The cinematic love letter to Cairo that none of its residents will see

A still from In the Last Days of the City, a proud requiem to Cairo which cannot be viewed there

Tamer El Said’s In the Last Days of the City documents life in the Egyptian capital over 10 years, but authorities have refused him a permit to show it

However for director Tamer El Said, it is precisely these everyday gripes that form a central part of his new film In The Last Days of the City – a proud requiem to the bustling metropolis that also reflects on how the 2011 revolution has changed Cairo’s urban fabric.
Set in the lead up to the Arab Spring and filmed in the busy downtown area, In the Last Days of the City tells the story of a director, Khalid, as he struggles to capture the city that he loves on film, distracted by the pressing need to find himself a new place to live.
The film blends set scenes and documentary-style footage of real people playing themselves, blurring the boundaries between reality and fiction. “I told my crew that we wanted to film the soul of the city, not its image – I didn’t want to make a series of postcards for tourists,” said Said.
But now, due to a de facto ban on the film across Egypt, no Cairo resident will be able to see it. Like many of the city’s public spaces in the aftermath of the revolution, when millions of Egyptians took to the streets calling for the downfall of president Hosni Mubarak, the film has fallen victim to a new government crackdown on civil liberties.

A scene where Khalid filming his friends in a downtown street – an act that the filmmakers say would be impossible in the current political climate

As a result of the weeks of mass protest in of Tahrir Square and cities across Egypt, Mubarak resigned. But two tumultuous years later, Abdel-Fatah al-Sisi seized power in a popularly backed military coup. Cairo, once the beating heart of the uprising against quickly became tightly patrolled into obedience, and as a result, the downtown streets portrayed with such emotion in Said’s film are now under heavier surveillance than ever before.
Filmmakers require permission from Egypt’s Ministry of Culture for their work to be seen publicly, and filming in the capital has become nigh on impossible. “We never got the permit from the censors for public screening, neither for the film nor the trailer and the poster. We’ve been trying to get this permit for more than nine months but it seems it will never happen. Clearly, it’s a way to ban the film without announcing it publicly,” explained Said.
Any attempt to publicly screen the film could now result in arrest.
The Egyptian revolution, as well as the 2013 coup and subsequent massacre of 817 protesters, were all captured on mobile phones, generating hours of footage chronicling the city’s tectonic political changes. The current restrictions on artistic freedoms in the city are a reaction to this visibility, and the strict bureaucratic and security obstacles that have been put in place to prohibit filming in public ensure Cairo’s streets are now rarely, if ever, shown on film.
In one scene in The Last Days of the City, Khalid, played by filmmaker and actor Khalid Abdalla, pulls out a small handheld camera in a cafe and begins filming his friends – an impossible act in today’s Cairo where a camera of any kind almost immediately results in the swift appearance of the security services.
Journalists or filmmakers wishing to shoot in the city centre are now forced into a Kafka-esque battle for permits from several different authorities. Even those with the correct accreditations can be detained, such as the three journalists who were arrested in October for filming vox pop interviews, and later charged with “inciting terrorism” and “spreading false news”.

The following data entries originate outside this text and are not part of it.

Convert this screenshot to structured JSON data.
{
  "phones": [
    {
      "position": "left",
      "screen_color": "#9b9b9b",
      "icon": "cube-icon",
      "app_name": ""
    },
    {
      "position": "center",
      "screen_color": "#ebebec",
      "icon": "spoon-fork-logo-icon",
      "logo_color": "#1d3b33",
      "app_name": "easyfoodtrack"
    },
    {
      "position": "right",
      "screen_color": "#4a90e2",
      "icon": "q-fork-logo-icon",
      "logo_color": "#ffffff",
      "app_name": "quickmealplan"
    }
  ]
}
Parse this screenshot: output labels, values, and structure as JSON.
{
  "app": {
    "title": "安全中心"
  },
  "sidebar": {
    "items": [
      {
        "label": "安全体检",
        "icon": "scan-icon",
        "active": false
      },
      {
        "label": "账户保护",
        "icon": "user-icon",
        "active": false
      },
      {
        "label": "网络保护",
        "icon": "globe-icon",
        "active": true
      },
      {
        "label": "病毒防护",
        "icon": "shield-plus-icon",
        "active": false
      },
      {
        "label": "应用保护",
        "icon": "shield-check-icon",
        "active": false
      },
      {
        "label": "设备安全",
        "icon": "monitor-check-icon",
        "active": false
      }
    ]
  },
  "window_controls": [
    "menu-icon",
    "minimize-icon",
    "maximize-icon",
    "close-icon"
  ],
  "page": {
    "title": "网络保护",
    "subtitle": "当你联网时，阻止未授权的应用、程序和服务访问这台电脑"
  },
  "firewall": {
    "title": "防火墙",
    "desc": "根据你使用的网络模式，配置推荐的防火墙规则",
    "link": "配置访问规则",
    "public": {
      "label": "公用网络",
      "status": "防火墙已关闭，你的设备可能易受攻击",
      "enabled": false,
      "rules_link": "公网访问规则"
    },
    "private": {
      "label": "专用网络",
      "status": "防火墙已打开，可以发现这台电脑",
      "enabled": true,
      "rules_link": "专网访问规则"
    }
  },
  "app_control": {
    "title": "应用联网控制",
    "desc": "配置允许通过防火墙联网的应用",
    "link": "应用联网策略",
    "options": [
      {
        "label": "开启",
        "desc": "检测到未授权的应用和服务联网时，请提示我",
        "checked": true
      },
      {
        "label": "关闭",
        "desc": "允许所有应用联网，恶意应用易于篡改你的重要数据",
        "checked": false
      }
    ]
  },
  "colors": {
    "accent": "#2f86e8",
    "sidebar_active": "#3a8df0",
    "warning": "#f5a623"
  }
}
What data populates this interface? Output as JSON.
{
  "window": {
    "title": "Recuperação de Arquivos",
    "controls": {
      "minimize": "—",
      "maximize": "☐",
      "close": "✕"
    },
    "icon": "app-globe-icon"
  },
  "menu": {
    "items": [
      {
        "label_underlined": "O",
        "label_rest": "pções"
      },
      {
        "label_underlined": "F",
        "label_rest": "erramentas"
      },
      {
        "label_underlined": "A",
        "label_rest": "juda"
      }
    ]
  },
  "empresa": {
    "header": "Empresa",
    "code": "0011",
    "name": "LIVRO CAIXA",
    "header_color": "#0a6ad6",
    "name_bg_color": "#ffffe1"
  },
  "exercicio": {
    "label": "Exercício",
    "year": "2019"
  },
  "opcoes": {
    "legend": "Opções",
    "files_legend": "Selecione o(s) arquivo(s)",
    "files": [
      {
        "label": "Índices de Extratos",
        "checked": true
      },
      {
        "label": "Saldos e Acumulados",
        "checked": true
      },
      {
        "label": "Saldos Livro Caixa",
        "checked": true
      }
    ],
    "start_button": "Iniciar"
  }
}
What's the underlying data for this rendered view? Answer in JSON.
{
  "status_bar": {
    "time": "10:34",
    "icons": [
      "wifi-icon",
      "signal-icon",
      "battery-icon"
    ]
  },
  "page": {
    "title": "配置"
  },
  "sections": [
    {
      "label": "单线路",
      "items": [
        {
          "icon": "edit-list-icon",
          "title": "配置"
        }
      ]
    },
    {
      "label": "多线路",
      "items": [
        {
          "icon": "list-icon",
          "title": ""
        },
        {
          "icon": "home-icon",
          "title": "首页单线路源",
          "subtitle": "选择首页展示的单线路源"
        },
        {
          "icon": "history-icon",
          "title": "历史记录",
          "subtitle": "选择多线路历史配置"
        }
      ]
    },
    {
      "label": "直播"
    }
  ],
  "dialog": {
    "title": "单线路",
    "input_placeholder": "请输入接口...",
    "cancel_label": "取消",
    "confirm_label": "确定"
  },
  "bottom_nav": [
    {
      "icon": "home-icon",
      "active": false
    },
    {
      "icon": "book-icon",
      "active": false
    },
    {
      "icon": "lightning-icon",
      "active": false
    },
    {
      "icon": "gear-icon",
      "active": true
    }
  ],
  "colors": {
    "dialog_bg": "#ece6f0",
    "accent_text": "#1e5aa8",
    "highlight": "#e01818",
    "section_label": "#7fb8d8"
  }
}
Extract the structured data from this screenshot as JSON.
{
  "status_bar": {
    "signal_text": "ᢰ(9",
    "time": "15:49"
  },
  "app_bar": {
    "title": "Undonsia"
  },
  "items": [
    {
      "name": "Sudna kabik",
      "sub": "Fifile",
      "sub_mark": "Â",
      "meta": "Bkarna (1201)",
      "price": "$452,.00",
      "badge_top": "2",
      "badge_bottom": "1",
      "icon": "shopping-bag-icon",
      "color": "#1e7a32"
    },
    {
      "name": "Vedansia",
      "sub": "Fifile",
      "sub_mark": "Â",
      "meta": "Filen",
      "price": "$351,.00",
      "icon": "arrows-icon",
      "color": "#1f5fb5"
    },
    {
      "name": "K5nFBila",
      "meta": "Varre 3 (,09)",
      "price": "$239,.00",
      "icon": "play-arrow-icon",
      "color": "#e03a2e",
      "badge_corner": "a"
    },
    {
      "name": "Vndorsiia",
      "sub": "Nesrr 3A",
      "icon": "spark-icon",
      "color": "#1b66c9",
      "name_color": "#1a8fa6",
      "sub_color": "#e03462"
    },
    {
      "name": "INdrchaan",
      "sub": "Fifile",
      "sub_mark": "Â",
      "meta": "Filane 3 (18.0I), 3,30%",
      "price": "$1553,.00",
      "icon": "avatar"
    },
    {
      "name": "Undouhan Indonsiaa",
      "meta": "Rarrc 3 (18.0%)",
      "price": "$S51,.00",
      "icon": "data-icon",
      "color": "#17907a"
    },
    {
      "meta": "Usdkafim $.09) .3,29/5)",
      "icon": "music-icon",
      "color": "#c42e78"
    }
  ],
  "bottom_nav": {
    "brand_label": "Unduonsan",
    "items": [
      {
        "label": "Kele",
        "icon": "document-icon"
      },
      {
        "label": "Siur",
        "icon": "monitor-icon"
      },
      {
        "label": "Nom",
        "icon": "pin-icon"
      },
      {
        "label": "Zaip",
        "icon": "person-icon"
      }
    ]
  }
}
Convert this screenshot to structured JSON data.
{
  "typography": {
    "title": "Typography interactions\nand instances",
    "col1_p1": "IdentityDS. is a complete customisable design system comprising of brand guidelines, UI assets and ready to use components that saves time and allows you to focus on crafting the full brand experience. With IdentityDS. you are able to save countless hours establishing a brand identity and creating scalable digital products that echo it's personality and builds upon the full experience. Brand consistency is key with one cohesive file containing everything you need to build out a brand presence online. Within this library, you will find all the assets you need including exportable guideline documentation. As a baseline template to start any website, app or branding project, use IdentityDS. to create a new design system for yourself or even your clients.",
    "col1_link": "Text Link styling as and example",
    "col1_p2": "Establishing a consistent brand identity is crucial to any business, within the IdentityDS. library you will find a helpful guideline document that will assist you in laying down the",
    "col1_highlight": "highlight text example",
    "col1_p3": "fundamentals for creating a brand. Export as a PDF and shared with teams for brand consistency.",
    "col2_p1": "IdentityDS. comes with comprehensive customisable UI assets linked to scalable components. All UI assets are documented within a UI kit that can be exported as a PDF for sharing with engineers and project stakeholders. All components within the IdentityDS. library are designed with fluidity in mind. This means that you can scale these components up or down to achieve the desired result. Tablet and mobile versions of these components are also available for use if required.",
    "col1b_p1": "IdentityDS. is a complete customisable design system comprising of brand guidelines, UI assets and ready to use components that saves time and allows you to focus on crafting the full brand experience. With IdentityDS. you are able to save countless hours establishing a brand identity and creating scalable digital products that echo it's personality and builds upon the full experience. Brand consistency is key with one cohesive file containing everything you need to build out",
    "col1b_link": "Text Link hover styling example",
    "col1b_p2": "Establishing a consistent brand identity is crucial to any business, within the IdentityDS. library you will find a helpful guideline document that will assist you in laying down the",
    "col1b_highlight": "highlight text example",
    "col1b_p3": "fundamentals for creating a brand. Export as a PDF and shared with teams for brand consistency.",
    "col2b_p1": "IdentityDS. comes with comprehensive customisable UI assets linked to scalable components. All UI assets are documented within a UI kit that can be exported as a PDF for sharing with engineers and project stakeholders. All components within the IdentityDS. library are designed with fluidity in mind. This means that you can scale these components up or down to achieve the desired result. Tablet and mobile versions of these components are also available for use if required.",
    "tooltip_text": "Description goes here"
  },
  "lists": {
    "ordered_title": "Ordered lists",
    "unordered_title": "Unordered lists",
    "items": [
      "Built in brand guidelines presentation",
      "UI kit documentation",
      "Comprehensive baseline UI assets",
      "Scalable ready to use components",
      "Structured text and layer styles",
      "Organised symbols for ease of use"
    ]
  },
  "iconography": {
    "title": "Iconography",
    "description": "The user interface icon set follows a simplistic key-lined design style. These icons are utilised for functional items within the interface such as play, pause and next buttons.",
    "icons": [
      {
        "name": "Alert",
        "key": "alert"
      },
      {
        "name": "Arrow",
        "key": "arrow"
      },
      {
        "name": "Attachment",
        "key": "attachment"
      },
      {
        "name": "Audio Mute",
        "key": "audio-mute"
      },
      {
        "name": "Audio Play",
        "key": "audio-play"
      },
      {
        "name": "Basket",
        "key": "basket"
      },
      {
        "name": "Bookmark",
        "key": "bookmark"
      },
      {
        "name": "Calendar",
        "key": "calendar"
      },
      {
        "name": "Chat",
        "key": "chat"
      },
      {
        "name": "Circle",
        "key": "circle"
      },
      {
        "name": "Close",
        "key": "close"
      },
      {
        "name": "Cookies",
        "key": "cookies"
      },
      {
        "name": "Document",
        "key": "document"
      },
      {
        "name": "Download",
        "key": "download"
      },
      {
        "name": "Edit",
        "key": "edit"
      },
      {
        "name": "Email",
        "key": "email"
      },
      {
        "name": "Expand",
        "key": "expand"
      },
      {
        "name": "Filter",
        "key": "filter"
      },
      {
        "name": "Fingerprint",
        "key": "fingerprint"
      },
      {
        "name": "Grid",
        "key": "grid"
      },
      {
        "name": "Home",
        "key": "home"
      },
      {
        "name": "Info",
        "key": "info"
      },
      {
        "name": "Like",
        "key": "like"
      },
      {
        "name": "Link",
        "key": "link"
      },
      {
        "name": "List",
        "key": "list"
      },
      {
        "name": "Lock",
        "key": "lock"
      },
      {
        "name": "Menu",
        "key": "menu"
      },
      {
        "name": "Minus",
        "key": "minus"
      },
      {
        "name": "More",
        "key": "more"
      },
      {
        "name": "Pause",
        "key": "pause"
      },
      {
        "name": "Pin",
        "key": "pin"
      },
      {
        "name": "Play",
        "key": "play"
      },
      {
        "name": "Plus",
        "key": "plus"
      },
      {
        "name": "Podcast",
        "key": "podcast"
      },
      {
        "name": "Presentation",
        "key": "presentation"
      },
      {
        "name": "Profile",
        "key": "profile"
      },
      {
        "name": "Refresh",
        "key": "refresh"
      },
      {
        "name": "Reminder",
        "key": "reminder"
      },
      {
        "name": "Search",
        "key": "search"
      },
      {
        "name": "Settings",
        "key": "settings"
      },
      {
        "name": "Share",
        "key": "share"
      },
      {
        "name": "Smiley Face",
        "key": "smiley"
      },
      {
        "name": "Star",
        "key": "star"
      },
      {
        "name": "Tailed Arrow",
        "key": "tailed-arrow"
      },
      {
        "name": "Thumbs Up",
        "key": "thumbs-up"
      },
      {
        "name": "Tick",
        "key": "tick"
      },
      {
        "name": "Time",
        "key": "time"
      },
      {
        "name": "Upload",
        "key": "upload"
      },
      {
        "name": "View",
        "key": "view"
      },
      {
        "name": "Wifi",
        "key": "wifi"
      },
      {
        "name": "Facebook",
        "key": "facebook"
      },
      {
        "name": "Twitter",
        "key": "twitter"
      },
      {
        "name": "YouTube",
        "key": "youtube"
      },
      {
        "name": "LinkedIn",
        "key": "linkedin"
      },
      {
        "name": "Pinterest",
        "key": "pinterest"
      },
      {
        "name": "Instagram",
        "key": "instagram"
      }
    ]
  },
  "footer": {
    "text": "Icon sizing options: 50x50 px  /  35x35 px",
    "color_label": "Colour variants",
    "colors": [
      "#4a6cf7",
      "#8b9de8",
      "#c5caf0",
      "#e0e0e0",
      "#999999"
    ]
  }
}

“I always say the film was a ‘mission impossible’ during Mubarak’s time, but this didn’t stop us from trying,” said Said. “Just getting the permit to film downtown was torture – maybe it took more than a year to secure permits, and we had to renew it every two weeks. But now I don’t think we would even try. It wouldn’t work.”
It is a sharp shift for the city, which has long been served as a backdrop for some of Egypt’s most loved films, part of a rich tradition stretching back to the early 20th century. Yet unlike other recent productions, such as Clash – which showed a slice of Egyptian society reacting to the toppling of the head of the Muslim Brotherhood – In the Last Days of the City has not made it past the censors.
“This was something that was chasing me all my life: my right to hold a camera in my city,” said Said. “I travelled the world and saw other filmmakers dealing with their cities through their cameras and I wasn’t allowed to have this. Cairo is a very photogenic city and I always wanted to learn how to film it.”
The film has received international acclaim, and has been described by Variety as “a plangent, multi-layered dirge to the sensory overload of the capital [which will be] best appreciated by those who know the city.”
But while Said is travelling the world to promote it, Cairo remains deprived of an opportunity to reflect on the many changes that have shaken and shaped its streets since 2011.
In the Last Days of the City will be screened in the UK in August at the ICA Cinema in London, HOME in Manchester, Watershed in Bristol and other venues across the country
Tamer El Said and Khalid Abdalla will will host a workshop entitled The Self and the City at the ICA on 3 August